One of the dozens of things I have been tracking about movies for my upcoming book on the sexualization of women/violence against women is actresses' ages. I have analysed 428 movies so far, which does not include all the movies I watched before I started writing my book over two years ago. One thing that always struck me about the cinematic landscape was the paucity of women over 40. For each movie I can name that stars a woman over 40 I can name at least 15 in which they are totally absent. Filmmakers have and still are overwhelmingly men. Female film stars have and still are, overwhelmingly, women under 40. The root of this is that women over 40 are past their sexual prime and therefore of little interest to male filmmakers. Because men prefer younger women, who fit the Barbie image better—and Barbie lookalikes being central to male fantasies—they are the ones filmmakers cast. This is patently obvious when one considers the age gap that separates Hollywood couples (and even male and female leads that are not paired romantically). Older men's love interests are now almost exclusively much younger women.
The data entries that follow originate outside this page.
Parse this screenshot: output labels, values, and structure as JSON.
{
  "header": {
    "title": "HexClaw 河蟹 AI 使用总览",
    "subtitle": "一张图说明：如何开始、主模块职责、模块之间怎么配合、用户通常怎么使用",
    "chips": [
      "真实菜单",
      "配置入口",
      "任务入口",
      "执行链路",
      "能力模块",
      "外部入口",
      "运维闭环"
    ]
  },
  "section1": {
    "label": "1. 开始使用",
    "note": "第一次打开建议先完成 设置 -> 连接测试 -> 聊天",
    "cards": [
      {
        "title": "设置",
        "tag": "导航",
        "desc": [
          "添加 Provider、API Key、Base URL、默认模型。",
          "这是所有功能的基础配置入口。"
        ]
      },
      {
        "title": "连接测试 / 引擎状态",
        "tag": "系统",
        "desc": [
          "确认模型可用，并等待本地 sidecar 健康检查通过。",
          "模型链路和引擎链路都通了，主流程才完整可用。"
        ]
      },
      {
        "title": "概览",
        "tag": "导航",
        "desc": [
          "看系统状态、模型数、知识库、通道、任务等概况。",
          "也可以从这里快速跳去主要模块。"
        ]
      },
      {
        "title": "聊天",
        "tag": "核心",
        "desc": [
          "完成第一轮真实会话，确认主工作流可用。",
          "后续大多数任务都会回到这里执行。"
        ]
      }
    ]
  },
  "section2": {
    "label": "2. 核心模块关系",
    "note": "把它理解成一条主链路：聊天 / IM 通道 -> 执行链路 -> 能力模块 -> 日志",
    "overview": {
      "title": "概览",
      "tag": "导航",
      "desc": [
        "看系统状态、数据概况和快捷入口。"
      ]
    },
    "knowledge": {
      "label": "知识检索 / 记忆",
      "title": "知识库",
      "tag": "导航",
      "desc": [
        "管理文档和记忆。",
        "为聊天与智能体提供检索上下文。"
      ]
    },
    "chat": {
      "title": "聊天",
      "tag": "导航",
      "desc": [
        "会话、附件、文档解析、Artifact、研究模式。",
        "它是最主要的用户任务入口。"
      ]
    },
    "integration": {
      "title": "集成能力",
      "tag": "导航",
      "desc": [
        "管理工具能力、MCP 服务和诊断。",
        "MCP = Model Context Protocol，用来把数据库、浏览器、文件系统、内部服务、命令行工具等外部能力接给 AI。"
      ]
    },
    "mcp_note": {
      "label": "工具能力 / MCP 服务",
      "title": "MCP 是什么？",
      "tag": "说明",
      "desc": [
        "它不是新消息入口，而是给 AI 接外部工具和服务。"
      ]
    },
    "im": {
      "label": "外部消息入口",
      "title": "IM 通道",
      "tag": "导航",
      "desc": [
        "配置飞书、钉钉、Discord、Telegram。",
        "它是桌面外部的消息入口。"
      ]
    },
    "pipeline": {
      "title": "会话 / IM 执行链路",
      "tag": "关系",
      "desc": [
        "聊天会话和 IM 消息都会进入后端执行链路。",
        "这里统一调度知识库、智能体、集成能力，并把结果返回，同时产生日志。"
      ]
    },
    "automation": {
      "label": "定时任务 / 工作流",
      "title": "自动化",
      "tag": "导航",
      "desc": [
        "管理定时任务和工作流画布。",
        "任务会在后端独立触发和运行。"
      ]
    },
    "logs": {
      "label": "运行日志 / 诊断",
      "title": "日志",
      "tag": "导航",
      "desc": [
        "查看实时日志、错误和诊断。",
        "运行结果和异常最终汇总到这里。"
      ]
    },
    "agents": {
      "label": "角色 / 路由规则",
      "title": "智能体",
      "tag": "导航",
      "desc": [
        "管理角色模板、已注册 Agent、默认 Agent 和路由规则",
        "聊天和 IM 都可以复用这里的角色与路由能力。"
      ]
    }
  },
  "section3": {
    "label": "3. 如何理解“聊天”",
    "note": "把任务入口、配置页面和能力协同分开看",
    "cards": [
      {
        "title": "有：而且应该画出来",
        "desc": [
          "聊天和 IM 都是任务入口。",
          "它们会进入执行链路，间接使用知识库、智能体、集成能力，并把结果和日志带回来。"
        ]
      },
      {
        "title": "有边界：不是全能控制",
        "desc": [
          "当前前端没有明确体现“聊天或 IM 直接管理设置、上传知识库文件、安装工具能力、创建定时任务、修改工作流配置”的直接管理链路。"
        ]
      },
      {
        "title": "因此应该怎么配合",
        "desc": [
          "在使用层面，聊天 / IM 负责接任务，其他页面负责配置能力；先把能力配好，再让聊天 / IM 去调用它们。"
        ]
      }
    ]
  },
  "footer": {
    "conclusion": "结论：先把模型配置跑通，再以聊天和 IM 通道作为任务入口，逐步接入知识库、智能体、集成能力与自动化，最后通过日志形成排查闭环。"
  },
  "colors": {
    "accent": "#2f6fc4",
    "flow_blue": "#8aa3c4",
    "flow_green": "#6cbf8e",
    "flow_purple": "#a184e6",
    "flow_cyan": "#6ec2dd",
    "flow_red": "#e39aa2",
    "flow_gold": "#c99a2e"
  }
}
However, the sexist Hollywood age gap is not the only time older women are excluded from movies. Filmmakers also have a habit of avoiding casting older women when the story actually calls for one. For instance, in Forrest Gump (1994) Sally Field plays Tom Hanks' mother even though she is only ten years older than he is. In several other movies that cover decades of a person's life two or three actors play the character at various stages of their life, for example Indiana Jones and the Last Crusade (1989), in which River Phoenix plays Young Indy and Harrison Ford plays present day Indy. The same could have been done in Forrest Gump with Sally Field playing young and present day Mrs. Gump (in the credits she has no first name) and an elderly woman could have played elderly, dying Mrs. Gump. It is not as if there are no elderly women to be found in Hollywood.
Most people can name many elderly male actors. Few people can name as many elderly actresses, with the notable exceptions of Meryl Streep, Sally Field, Jane Fonda, Shirley MacLaine, Helen Mirren, Judi Dench and Maggie Smith. As an experiment I challenge you to name, from memory, 20 actresses over 65 who have starred in a movie from the 21st century (no cheating with a search engine). Male filmmakers may be uninterested in seeing women over 40 on the big screen but I daresay they are of much greater interest to modern day female audiences. Baby boomers want to see women their age represented, and younger women are interested in seeing models of who they may become. Generally, we want to see the types of women who actually populate our lives. Why should women in their eighties and nineties be virtually nonexistent from movies when they make up a significant part of the human population? In Canada women’s life expectancy is around 82 years. Women over 65 made up 17.8 percent of the population in Canada in 2016, and yet movies are very far from reflecting this reality.
Filmmakers have made Sean Connery, Harrison Ford, Tom Hanks, Jack Nicholson, Clint Eastwood, Morgan Freeman, Colin Firth, Anthony Hopkins, Robert De Niro, Liam Neeson, Bruce Willis, Dustin Hoffman, Ian McKellen, Gary Oldman, Ben Kingsley, Christopher Walken, Harvey Keitel, etc. welcome in their movies for decades—arguably when they were well past their sexual prime. In the 21st century we want to see women over 40 welcomed in the same way. It's time.
© 2018 Alline Cormier